• God uses people who realize their need of Him.
• In the Kingdom of God, humility is an essential.
Think about it. A person cannot even become a Christian until he or she humbly admits their need for God, until in humility they confess their sin and ask for God’s forgiveness. And then after we become Christians humility is still important because God cannot use us unless we humbly place our lives at his disposal. To be useful in God’s kingdom we must humble ourselves and become God centred instead of self-centred. Mary knew this. She understood that it was her humility that led God to choose her for this task. In Luke 1:49 Mary rejoices in the realization that God, “has been mindful of the humble state of his servant…” Because she was humble, Mary knew that God had a right to interrupt her life. Because she was humble she made herself available to God.
• We must humble ourselves and become God-centred, as Mary was
• We must be willing to adjust our circumstances to what God wants to do.
God has a right to interrupt our lives. He is Lord. When we accepted him as Lord, we gave him the right to help himself to our lives anytime he wants to. And when we humble ourselves and make ourselves available to God we learn—as Mary did—that with God nothing is impossible! This is more than an angelic insertion. It is a positive reality.
• With God nothing is impossible!
• With God it was possible for an old, barren woman and her husband to conceive and bear a son who was the forerunner of the Son of God.
• With God it was possible for a virgin girl to give birth to a baby who was the Son of God.
• With God persons like you and me can find redemption in Christ and have new life through faith in Him.
• With God nothing is impossible.

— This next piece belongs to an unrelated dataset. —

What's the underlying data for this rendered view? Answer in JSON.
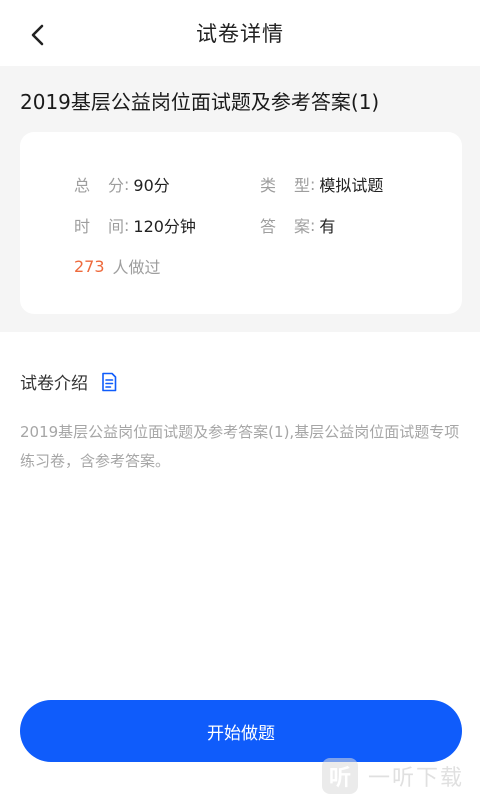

Now we must think about that. If God could use the life of a young peasant girl, then he can use any life, including our lives. St Francis of Assisi said, “If God can use me….God can use anyone.”